Table 1: Pros and Cons of Common Stocks

Potential for Capital GrowthMarket Volatility
Voting RightsLow Priority in Corporate Liquidation

The world of investing can be complex, and common stocks are just a part of the whole picture.

Before you dive in headfirst, it’s crucial to chat with a financial advisor or do some heavy-duty research to make certain you’re making the best decision for your finances. No matter what, investing is never a guarantee, and it’s always a dance with risk. Be well-informed and know what you’re getting yourself into.

Which Type of Stock is Right for You?

As we navigate the financial landscape, there’s a pertinent query that’s bound to pop up – “Should I choose common or preferred stocks?” It’s not a one-size-fits-all answer. Your choice hinges on what you’re seeking from your investment.

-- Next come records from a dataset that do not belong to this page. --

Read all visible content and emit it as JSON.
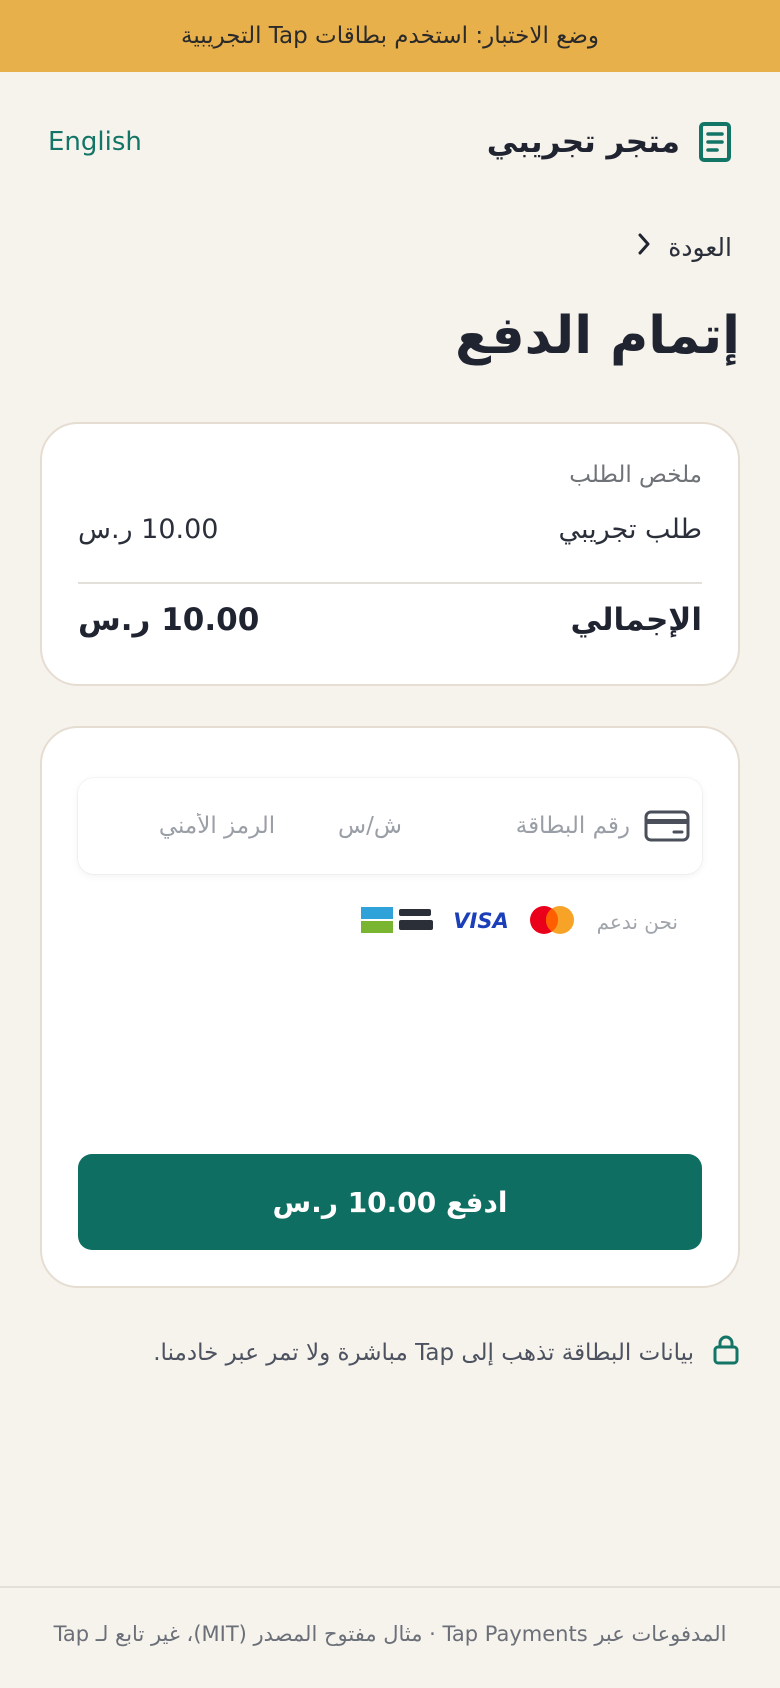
{
  "banner": {
    "text": "وضع الاختبار: استخدم بطاقات Tap التجريبية"
  },
  "header": {
    "store_name": "متجر تجريبي",
    "language_link": "English"
  },
  "nav": {
    "back_label": "العودة"
  },
  "page": {
    "title": "إتمام الدفع"
  },
  "order_summary": {
    "heading": "ملخص الطلب",
    "item_label": "طلب تجريبي",
    "item_amount": "10.00 ر.س",
    "total_label": "الإجمالي",
    "total_amount": "10.00 ر.س"
  },
  "payment_form": {
    "card_number_placeholder": "رقم البطاقة",
    "expiry_placeholder": "ش/س",
    "cvv_placeholder": "الرمز الأمني",
    "supported_label": "نحن ندعم",
    "brands": [
      "mastercard-logo",
      "visa-logo",
      "mada-logo"
    ],
    "pay_button_label": "ادفع 10.00 ر.س"
  },
  "security_note": "بيانات البطاقة تذهب إلى Tap مباشرة ولا تمر عبر خادمنا.",
  "footer": "المدفوعات عبر Tap Payments · مثال مفتوح المصدر (MIT)، غير تابع لـ Tap",
  "colors": {
    "banner": "#e8b04b",
    "accent": "#0f6e62",
    "background": "#f6f2ec",
    "text": "#1f2430"
  }
}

Risk Tolerance and Capital Growth

If you’re the type who’s not afraid to take on some risk, common stocks might just be your thing. Remember, they provide potential for substantial capital growth. You’re in the game for the long haul, ready to weather the peaks and troughs of market volatility.

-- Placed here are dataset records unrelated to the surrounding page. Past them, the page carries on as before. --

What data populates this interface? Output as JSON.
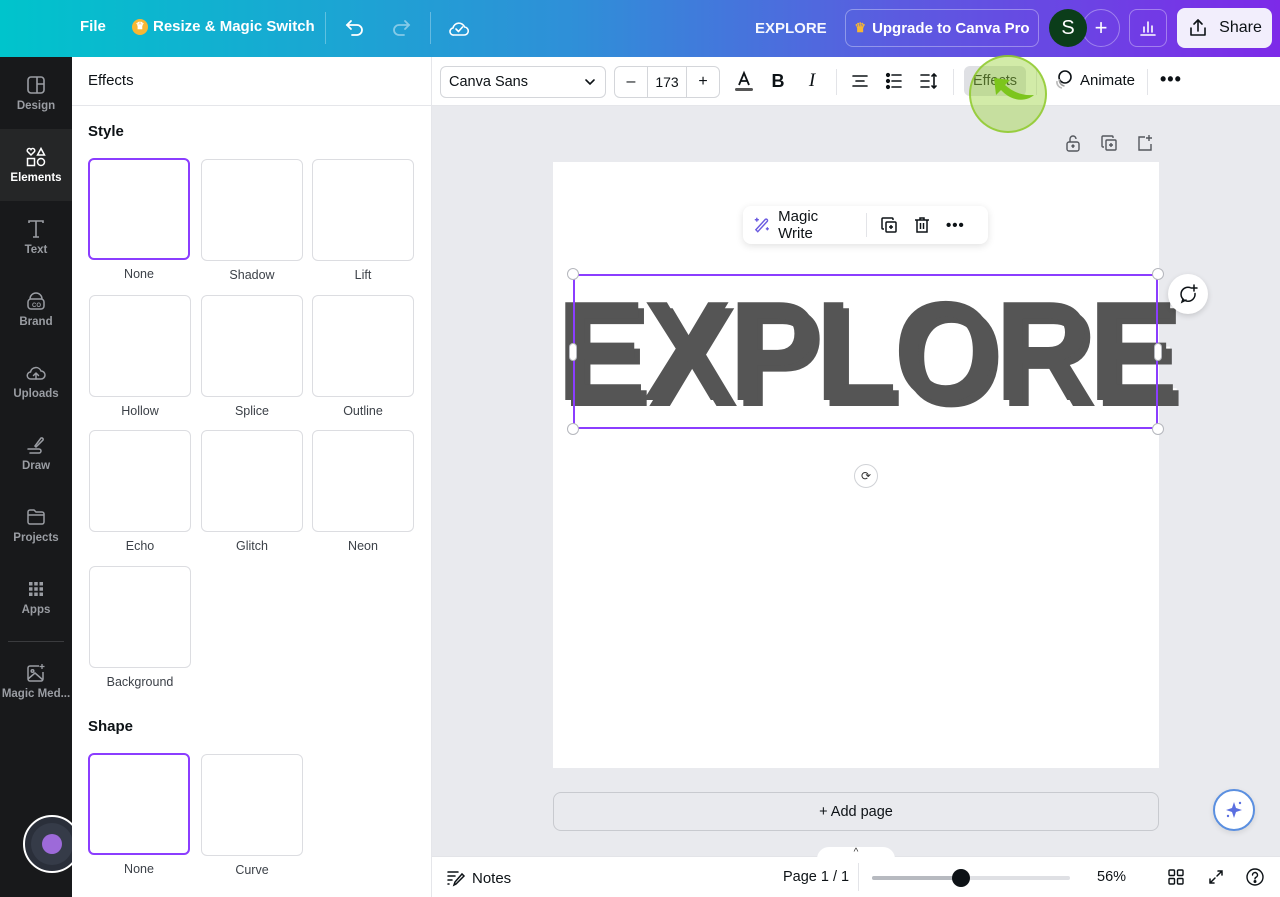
{
  "topbar": {
    "file_label": "File",
    "resize_label": "Resize & Magic Switch",
    "design_title": "EXPLORE",
    "upgrade_label": "Upgrade to Canva Pro",
    "avatar_initial": "S",
    "share_label": "Share",
    "gradient_start": "#00c4cc",
    "gradient_end": "#7d2ae8"
  },
  "sidebar": {
    "items": [
      {
        "label": "Design",
        "icon": "layout-icon"
      },
      {
        "label": "Elements",
        "icon": "shapes-icon",
        "active": true
      },
      {
        "label": "Text",
        "icon": "text-icon"
      },
      {
        "label": "Brand",
        "icon": "brand-icon"
      },
      {
        "label": "Uploads",
        "icon": "cloud-upload-icon"
      },
      {
        "label": "Draw",
        "icon": "pen-icon"
      },
      {
        "label": "Projects",
        "icon": "folder-icon"
      },
      {
        "label": "Apps",
        "icon": "grid-icon"
      },
      {
        "label": "Magic Med...",
        "icon": "magic-media-icon"
      }
    ]
  },
  "effects_panel": {
    "title": "Effects",
    "style_title": "Style",
    "style_options": [
      "None",
      "Shadow",
      "Lift",
      "Hollow",
      "Splice",
      "Outline",
      "Echo",
      "Glitch",
      "Neon",
      "Background"
    ],
    "style_selected": "None",
    "shape_title": "Shape",
    "shape_options": [
      "None",
      "Curve"
    ],
    "shape_selected": "None",
    "accent_color": "#8b3dff"
  },
  "context_toolbar": {
    "font_name": "Canva Sans",
    "font_size": "173",
    "decrease_label": "–",
    "increase_label": "+",
    "effects_label": "Effects",
    "animate_label": "Animate",
    "more_label": "•••"
  },
  "canvas": {
    "magic_write_label": "Magic Write",
    "text_content": "EXPLORE",
    "text_color": "#555555",
    "add_page_label": "+ Add page"
  },
  "footer": {
    "notes_label": "Notes",
    "page_indicator": "Page 1 / 1",
    "zoom_percent": 56,
    "zoom_label": "56%",
    "zoom_slider_fraction": 0.45
  }
}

In the event of liquidation, you’d be at the bottom of the hierarchy. But, that doesn’t phase you because with common stocks, you’re playing for big wins.

Dividends and Stability

On the other hand, maybe you’re more about stability and dividends. Perhaps, you’re in the market for a solid, predictable source of income. In that case, preferred stocks are likely more your speed. They give higher priority in dividends and also in case of liquidation.

Just bear in mind, preferred shares typically don’t come with the voting rights that common stocks do. You’re not in the driver’s seat when it comes to company decisions, but you’re also not riding the market rollercoaster.

A Mixed Approach

For some investors, it’s not about choosing one over the other. It’s about diversifying their portfolio with a mix of both common and preferred stocks. A balanced approach that mixes the potential for growth with the promise of dividends.

Remember, investing in stocks is a personal decision. Consider your financial goals, your comfort with risk, and what you want out of your investment. Whether you choose common or preferred stocks – or a mix of both – it’s all about what works for you. It’s always recommended you conduct thorough research or consult with a competent financial advisor.


So there you have it. Common and preferred stocks each bring unique benefits and risks to the table. Whether it’s the growth potential and voting rights of common stocks or the stability and dividends of preferred stocks, both have their place in a well-rounded portfolio. It’s all about aligning these options with your financial goals. Remember, diversification can be a key strategy in managing risk and maximizing returns. Yet, don’t forget the value of professional advice. Consulting with a financial advisor can guide you in making informed decisions. Choose wisely and let your investments work for you.

Frequently Asked Questions

What is the main difference between common and preferred stocks?

Common stocks offer potential capital growth and voting rights but are more volatile and have lower priority during liquidation than preferred stocks. Preferred stocks provide stability and dividends and have higher priority during dividends and liquidation.

Should I invest in common or preferred stocks?

Both types of stocks offer unique advantages. Your choice between common and preferred stocks should align with your financial goals. For a balanced approach, some investors diversify their portfolio with both types of stocks.

Do preferred stocks offer voting rights?

Unlike common stocks, preferred stocks usually do not confer voting rights. However, they usually offer dividends.

Is there a risk associated with investing in stocks?

Yes. All forms of investments, including stocks, come with a potential risk. Common stocks are subject to market volatility and preferred stocks have the possibility of the company not paying dividends.

How can I decide what stocks to invest in?

The type of stocks you invest in should align with your financial goals and risk tolerance. You can also seek guidance from a financial advisor to help make informed investment decisions.

Similar Posts